* Problem details *
Filter these entries down to lines holding "code".

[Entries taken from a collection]
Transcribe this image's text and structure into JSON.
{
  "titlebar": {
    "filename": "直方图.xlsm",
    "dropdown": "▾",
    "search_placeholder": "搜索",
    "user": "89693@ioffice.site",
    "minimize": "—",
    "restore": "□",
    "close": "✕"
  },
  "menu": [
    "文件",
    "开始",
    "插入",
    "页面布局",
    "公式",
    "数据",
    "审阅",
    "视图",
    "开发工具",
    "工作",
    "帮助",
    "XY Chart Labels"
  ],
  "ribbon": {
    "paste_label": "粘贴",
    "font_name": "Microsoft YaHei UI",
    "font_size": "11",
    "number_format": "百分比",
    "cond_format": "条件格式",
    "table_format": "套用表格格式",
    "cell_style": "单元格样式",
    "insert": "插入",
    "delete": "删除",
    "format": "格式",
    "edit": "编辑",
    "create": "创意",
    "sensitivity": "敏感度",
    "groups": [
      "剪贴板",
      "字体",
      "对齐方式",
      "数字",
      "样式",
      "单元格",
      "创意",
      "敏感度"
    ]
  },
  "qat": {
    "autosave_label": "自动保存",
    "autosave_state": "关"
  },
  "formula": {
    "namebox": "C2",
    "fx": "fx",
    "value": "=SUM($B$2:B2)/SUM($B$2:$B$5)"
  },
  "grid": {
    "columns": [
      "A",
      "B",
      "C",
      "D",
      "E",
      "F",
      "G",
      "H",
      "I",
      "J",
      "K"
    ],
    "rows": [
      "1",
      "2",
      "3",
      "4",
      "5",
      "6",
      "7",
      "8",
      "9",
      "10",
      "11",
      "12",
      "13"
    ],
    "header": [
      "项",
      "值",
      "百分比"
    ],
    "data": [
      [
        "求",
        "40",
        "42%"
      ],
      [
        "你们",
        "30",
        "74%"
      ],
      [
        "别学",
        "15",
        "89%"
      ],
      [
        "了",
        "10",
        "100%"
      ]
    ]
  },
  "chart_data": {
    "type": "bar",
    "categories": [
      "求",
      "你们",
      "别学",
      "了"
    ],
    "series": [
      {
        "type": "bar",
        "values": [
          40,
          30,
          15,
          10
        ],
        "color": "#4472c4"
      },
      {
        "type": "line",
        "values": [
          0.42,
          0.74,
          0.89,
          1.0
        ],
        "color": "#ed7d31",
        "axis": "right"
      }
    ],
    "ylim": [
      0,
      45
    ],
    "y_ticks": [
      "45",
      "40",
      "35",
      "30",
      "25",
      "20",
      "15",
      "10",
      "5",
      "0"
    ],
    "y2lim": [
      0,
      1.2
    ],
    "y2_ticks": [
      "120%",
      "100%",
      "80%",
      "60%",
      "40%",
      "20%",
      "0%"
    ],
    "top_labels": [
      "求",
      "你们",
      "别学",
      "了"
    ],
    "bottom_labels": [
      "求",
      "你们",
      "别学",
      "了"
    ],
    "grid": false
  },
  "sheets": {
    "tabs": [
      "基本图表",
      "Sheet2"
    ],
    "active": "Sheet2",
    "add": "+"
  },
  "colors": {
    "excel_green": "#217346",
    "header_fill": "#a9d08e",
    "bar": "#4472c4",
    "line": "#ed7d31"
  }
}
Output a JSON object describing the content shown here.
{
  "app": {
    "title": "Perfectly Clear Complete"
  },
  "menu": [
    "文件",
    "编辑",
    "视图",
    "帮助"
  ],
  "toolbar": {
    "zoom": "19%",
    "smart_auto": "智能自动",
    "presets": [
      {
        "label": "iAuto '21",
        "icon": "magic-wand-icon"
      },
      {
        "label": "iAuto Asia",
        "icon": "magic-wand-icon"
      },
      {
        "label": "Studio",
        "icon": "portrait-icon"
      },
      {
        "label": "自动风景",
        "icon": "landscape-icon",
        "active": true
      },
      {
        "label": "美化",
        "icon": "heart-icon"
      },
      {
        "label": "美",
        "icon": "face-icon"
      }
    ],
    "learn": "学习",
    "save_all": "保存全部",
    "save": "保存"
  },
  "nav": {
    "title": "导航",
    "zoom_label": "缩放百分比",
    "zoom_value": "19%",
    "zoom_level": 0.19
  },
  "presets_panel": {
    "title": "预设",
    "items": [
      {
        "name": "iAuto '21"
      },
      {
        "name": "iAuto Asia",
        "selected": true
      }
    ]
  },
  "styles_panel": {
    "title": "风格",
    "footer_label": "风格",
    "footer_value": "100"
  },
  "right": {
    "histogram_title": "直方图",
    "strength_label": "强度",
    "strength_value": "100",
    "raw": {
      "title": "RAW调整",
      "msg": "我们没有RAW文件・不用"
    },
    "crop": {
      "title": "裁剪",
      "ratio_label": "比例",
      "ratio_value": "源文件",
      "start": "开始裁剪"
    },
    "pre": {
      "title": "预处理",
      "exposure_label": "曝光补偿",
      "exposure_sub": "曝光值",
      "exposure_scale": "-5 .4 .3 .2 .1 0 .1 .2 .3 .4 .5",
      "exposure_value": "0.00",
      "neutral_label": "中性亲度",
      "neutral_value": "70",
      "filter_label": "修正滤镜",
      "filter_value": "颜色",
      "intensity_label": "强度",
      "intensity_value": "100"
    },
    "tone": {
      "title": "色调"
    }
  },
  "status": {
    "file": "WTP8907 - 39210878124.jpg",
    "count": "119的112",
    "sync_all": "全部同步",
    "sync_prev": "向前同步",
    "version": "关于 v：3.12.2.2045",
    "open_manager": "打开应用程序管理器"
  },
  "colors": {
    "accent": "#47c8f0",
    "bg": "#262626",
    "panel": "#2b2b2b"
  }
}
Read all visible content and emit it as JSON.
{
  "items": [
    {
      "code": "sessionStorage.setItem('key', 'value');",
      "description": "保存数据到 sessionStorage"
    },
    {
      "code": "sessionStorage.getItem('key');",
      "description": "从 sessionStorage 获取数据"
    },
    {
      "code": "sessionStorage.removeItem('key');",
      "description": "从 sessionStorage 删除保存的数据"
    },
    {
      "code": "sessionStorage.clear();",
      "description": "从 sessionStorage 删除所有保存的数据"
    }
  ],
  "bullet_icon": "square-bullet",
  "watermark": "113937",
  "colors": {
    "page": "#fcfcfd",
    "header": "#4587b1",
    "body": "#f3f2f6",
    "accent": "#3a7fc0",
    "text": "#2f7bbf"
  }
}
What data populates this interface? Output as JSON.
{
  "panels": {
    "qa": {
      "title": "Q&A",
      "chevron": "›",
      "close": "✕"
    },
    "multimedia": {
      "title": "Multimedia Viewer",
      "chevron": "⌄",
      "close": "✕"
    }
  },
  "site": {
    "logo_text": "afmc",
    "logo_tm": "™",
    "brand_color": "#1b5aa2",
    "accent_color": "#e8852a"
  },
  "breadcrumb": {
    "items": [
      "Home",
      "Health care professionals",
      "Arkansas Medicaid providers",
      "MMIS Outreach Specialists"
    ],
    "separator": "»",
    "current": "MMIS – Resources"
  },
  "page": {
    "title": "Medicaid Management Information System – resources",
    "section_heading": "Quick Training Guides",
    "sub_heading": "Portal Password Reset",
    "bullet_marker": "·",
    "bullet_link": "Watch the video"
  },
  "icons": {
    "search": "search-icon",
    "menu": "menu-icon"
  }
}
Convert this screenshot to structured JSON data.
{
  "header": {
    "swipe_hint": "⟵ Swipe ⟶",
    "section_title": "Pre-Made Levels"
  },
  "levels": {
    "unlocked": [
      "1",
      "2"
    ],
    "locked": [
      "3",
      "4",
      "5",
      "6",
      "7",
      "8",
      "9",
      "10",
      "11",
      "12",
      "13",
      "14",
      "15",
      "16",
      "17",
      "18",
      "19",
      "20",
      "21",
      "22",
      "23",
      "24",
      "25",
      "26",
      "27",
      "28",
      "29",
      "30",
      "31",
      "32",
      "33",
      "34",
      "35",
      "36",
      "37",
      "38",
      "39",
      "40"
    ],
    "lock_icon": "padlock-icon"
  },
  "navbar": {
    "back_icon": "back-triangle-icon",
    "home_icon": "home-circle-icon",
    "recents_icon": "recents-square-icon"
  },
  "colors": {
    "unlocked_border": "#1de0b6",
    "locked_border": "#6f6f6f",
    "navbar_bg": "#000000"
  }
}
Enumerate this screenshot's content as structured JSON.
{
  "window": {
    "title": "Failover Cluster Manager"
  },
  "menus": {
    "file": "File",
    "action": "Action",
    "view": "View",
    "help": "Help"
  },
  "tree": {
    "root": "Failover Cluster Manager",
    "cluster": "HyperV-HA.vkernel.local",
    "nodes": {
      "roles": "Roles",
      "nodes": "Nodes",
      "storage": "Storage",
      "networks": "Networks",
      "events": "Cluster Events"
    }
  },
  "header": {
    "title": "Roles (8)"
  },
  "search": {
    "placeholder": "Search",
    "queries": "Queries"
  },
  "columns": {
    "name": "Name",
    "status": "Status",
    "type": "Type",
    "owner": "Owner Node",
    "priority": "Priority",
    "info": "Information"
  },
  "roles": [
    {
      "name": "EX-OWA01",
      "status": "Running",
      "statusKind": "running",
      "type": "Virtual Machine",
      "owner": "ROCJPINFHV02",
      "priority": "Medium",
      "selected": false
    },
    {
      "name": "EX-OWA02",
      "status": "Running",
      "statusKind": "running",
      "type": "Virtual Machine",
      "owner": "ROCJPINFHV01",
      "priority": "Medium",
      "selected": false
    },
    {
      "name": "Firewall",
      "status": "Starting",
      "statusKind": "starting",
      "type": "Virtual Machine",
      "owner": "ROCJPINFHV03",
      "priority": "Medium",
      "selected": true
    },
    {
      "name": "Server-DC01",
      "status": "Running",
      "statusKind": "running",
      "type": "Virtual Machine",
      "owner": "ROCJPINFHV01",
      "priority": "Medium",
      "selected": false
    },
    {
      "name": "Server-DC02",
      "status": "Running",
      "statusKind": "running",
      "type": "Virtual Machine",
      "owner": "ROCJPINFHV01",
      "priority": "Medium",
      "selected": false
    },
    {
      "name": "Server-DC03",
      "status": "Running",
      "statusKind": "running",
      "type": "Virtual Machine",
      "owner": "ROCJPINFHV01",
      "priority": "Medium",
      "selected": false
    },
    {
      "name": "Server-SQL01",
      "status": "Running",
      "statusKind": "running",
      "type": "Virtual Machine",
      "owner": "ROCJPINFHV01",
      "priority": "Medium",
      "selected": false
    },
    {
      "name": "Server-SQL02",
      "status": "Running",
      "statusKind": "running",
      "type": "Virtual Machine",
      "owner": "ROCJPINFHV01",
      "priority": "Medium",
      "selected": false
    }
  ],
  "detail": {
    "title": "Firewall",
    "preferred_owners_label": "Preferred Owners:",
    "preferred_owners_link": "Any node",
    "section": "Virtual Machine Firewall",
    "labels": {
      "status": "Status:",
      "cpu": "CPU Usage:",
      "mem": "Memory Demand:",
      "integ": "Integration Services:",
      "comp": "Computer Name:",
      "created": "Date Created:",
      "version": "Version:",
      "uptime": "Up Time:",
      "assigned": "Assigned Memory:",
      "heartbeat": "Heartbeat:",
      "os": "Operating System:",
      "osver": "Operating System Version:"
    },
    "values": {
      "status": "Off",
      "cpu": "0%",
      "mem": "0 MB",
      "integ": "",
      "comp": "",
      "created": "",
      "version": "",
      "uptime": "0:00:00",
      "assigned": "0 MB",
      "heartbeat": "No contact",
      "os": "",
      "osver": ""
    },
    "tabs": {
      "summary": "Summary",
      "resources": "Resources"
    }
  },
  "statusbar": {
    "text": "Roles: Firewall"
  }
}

* Solution for this problem *
      "code": "sessionStorage.setItem('key', 'value');",
      "code": "sessionStorage.getItem('key');",
      "code": "sessionStorage.removeItem('key');",
      "code": "sessionStorage.clear();",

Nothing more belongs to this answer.